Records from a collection
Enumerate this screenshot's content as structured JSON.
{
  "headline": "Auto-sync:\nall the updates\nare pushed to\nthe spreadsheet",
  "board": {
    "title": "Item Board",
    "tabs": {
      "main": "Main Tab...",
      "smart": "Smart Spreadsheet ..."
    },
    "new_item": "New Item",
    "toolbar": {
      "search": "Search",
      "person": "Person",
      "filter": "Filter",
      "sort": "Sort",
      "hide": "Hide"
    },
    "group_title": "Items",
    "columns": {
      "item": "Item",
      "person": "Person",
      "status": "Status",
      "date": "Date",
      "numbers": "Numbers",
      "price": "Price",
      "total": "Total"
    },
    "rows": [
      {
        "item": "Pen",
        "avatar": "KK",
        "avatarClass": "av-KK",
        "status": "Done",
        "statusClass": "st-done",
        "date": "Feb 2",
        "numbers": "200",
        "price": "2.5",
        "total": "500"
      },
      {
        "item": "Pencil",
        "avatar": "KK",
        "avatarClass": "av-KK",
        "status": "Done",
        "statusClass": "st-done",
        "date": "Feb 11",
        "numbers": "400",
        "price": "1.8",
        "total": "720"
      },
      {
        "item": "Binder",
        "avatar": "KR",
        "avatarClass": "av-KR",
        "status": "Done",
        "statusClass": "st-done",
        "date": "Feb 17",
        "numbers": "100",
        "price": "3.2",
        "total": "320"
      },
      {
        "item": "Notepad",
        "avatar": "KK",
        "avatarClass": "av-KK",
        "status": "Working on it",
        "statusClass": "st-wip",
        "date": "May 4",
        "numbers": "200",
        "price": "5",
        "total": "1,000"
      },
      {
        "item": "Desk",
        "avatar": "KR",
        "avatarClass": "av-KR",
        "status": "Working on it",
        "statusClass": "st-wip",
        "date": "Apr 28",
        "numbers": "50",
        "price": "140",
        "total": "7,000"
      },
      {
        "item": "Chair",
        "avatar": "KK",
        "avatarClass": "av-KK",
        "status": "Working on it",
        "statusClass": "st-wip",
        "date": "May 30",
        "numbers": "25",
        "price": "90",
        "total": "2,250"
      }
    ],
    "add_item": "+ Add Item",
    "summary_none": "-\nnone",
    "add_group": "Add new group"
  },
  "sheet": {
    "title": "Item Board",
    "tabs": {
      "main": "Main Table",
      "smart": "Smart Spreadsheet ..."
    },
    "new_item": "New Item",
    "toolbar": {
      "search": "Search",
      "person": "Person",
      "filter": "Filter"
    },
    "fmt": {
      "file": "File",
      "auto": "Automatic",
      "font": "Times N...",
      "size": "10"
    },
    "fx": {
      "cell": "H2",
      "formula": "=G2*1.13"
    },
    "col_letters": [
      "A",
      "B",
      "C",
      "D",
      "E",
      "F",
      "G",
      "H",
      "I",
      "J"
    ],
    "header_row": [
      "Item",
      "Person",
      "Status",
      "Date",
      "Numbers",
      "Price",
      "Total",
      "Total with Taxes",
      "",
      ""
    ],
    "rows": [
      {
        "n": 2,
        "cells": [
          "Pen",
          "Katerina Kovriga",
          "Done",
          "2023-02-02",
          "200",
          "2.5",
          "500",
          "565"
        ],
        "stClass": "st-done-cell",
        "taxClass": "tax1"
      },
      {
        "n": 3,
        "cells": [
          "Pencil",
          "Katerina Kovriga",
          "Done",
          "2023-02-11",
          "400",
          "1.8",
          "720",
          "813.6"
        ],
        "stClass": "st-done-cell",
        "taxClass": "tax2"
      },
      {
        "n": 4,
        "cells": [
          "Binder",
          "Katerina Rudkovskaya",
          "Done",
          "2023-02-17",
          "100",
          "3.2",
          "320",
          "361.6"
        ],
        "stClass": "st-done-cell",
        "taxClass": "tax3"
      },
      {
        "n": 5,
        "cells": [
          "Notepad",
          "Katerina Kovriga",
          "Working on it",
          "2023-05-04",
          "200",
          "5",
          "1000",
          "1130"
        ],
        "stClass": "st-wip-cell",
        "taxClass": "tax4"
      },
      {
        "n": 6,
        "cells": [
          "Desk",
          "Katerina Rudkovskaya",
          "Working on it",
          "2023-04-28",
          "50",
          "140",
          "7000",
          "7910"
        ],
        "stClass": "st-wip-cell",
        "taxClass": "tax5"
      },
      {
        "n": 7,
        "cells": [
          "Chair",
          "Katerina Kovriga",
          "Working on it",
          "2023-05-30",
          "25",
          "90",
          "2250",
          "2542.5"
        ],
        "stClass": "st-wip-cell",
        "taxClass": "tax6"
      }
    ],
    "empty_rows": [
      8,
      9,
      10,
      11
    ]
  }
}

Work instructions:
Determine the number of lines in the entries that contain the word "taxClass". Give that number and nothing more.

Answer to this task:
6